Put all the information together and Schichtel, who has uncovered more than two dozen personal connections to subjects in the photos, believes he has a reasonable shot at identifying them.
Since he signed on with the project, Schichtel figures he's identified about 10 percent of the photos he's viewed. Among the City League athletes he's found shots of Central's John Lavan, who was born in 1890 and played Major League Baseball during the Babe Ruth era and became a military hero who is buried in Arlington National Cemetery; Creston basketball player Roger Wilkins, an assistant United States attorney general during the Watergate hearings; Art Spoelstra of Godwin, a former NBA player and member of the Grand Rapids Hall of Fame; and Grand Rapids native Bill Cutler, who turned a chance post-World War II meeting with then-American League president Will Harridge into a position as commissioner of the Pacific Coast League,
Schichtel said gaining information through photos on the people who became the bedrock of Grand Rapids should be celebrated.
"I think it's a great approach for the community; they shouldn't be forgotten," Schichtel said. "Who else is going to do this? Why do I do it? I see a certain, for lack of a better word, a nobility. These kids played for the love of game, and they became the “Greatest Generation.” These kids did great things. It's not just, 'Well, there's No. 58,’ in a photo.
"You want to know more about them. That's the real intrigue for me."
Tim Gloege of the Grand Rapids Public Library said the collection of photos – and their identification – is continually growing. As more people log onto the library's website, more people want to either add to the collection or have information that leads to an identification. The library estimates about 1,200 photos are searched monthly. But as time grows, many of the original photos are disintegrating. The library is in a constant state of preservation, Gloege said.

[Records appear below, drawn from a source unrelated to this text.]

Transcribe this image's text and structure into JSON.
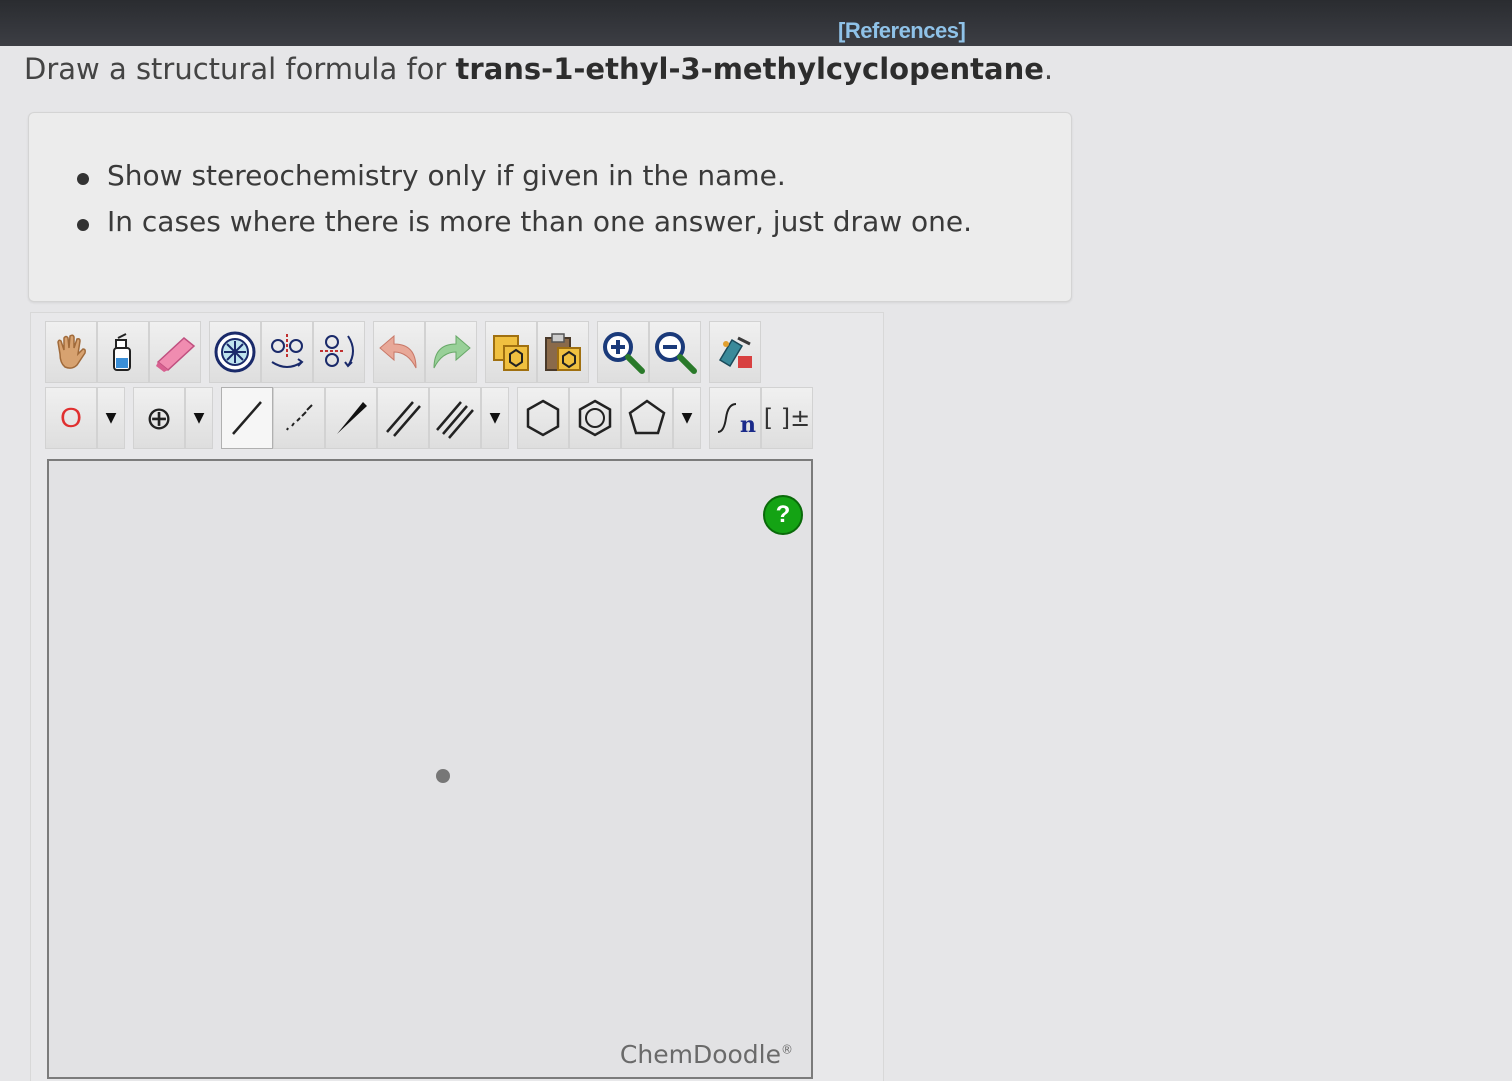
{
  "header": {
    "references_label": "[References]"
  },
  "question": {
    "prefix": "Draw a structural formula for ",
    "compound": "trans-1-ethyl-3-methylcyclopentane",
    "suffix": "."
  },
  "instructions": [
    "Show stereochemistry only if given in the name.",
    "In cases where there is more than one answer, just draw one."
  ],
  "toolbar_row1": [
    {
      "name": "hand-icon"
    },
    {
      "name": "clear-bottle-icon"
    },
    {
      "name": "eraser-icon"
    },
    {
      "name": "center-molecule-icon"
    },
    {
      "name": "flip-horizontal-icon"
    },
    {
      "name": "flip-vertical-icon"
    },
    {
      "name": "undo-icon"
    },
    {
      "name": "redo-icon"
    },
    {
      "name": "copy-icon"
    },
    {
      "name": "paste-icon"
    },
    {
      "name": "zoom-in-icon"
    },
    {
      "name": "zoom-out-icon"
    },
    {
      "name": "clean-icon"
    }
  ],
  "toolbar_row2": {
    "atom_label": "O",
    "charge_symbol": "⊕",
    "bond_tools": [
      "single-bond",
      "hashed-wedge-bond",
      "wedge-bond",
      "double-bond",
      "triple-bond"
    ],
    "ring_tools": [
      "cyclohexane",
      "benzene",
      "cyclopentane"
    ],
    "repeat_label": "n",
    "bracket_label": "[ ]±"
  },
  "canvas": {
    "help_label": "?",
    "brand": "ChemDoodle",
    "brand_mark": "®"
  },
  "colors": {
    "accent": "#8fc2e8",
    "help_green": "#14a314",
    "atom_red": "#e03030"
  }
}
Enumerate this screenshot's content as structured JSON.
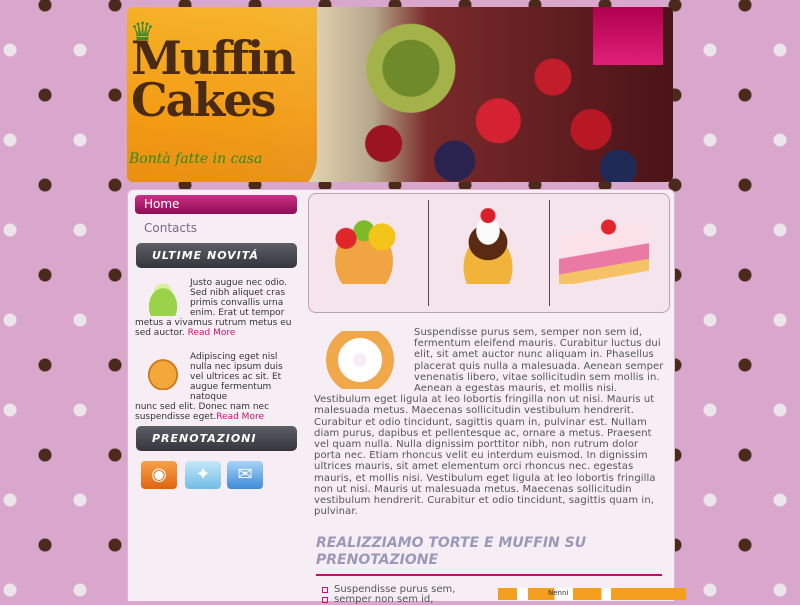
{
  "header": {
    "logo_line1": "Muffin",
    "logo_line2": "Cakes",
    "tagline": "Bontà fatte in casa"
  },
  "nav": {
    "items": [
      {
        "label": "Home",
        "active": true
      },
      {
        "label": "Contacts",
        "active": false
      }
    ]
  },
  "sidebar": {
    "news_title": "ULTIME NOVITÁ",
    "news": [
      {
        "thumb": "cake-icon",
        "text_wrapped": "Justo augue nec odio. Sed nibh aliquet cras primis convallis urna enim. Erat ut tempor",
        "text_full": "metus a vivamus rutrum metus eu sed auctor.",
        "link": "Read More"
      },
      {
        "thumb": "croissant-icon",
        "text_wrapped": "Adipiscing eget nisl nulla nec ipsum duis vel ultrices ac sit. Et augue fermentum natoque",
        "text_full": "nunc sed elit. Donec nam nec suspendisse eget.",
        "link": "Read More"
      }
    ],
    "booking_title": "PRENOTAZIONI",
    "social": [
      {
        "name": "rss-icon",
        "glyph": "◉"
      },
      {
        "name": "twitter-icon",
        "glyph": "✦"
      },
      {
        "name": "mail-icon",
        "glyph": "✉"
      }
    ]
  },
  "main": {
    "gallery": [
      "fruit-tart-image",
      "chocolate-cake-image",
      "cake-slice-image"
    ],
    "article_text": "Suspendisse purus sem, semper non sem id, fermentum eleifend mauris. Curabitur luctus dui elit, sit amet auctor nunc aliquam in. Phasellus placerat quis nulla a malesuada. Aenean semper venenatis libero, vitae sollicitudin sem mollis in. Aenean a egestas mauris, et mollis nisi. Vestibulum eget ligula at leo lobortis fringilla non ut nisi. Mauris ut malesuada metus. Maecenas sollicitudin vestibulum hendrerit. Curabitur et odio tincidunt, sagittis quam in, pulvinar est. Nullam diam purus, dapibus et pellentesque ac, ornare a metus. Praesent vel quam nulla. Nulla dignissim porttitor nibh, non rutrum dolor porta nec. Etiam rhoncus velit eu interdum euismod. In dignissim ultrices mauris, sit amet elementum orci rhoncus nec.  egestas mauris, et mollis nisi. Vestibulum eget ligula at leo lobortis fringilla non ut nisi. Mauris ut malesuada metus. Maecenas sollicitudin vestibulum hendrerit. Curabitur et odio tincidunt, sagittis quam in, pulvinar.",
    "section_title": "REALIZZIAMO TORTE E MUFFIN SU PRENOTAZIONE",
    "bullets": [
      "Suspendisse purus sem,",
      "semper non sem id,"
    ],
    "map_label": "Nenni"
  },
  "colors": {
    "background": "#d9a6cc",
    "accent": "#c20f63",
    "link": "#d3146a",
    "sidebar_header": "#4a4a52"
  }
}
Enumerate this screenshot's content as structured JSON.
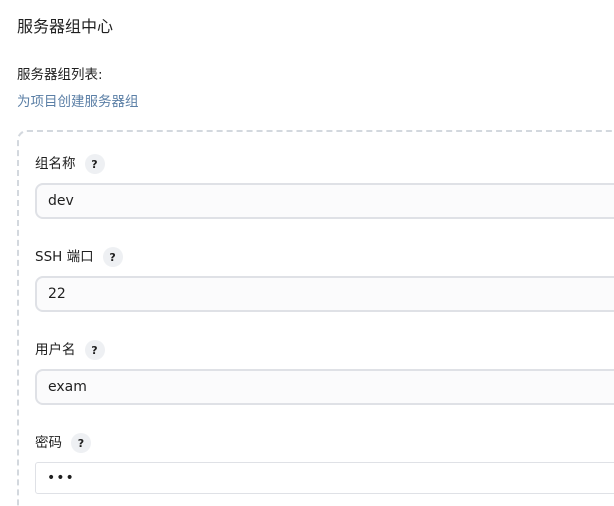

"It's a massive project, and we're working to get as many photos online as possible," he said. "The numbers (of photos) we have are rising pretty significantly as people post them on social media.
"When you think of the past and now, you need to realize these are people, kids who used to play basketball and did other things. The work is hard and very time-intensive, but it brings a whole new dimension to history."
Schichtel said he's "kind of picked the low-hanging fruit" on many of the easy photos to identify. But the work will continue.
"Yes, it can be frustrating," he said. "There are limitations if you want it to be accurate. Sometimes you look at a photo and you know it's not going to happen, and you move on. But this a chance to learn about people who made Grand Rapids what it is. That's important to me."
PHOTOS (Top) Two Grand Rapids Union basketball players stand for a photo taken Dec. 12, 1941. (2) Longtime area coach Bob Schichtel researches hundreds of photos that are part of the Grand Rapids Public Library archive. (3) Schichtel has identified these 1941 Grand Rapids Ottawa Hills basketball players as James Horn (left) and Chuch Reynier. (4) Schichtel identified Grand Rapids South High’s “Fireman Five” of, from left, Fred Esslair, Lee Morrow, Jack Carroll, Bob Youngberg and Bruce Bigford. (Historic photos courtesy of the Grand Rapids Public Library.)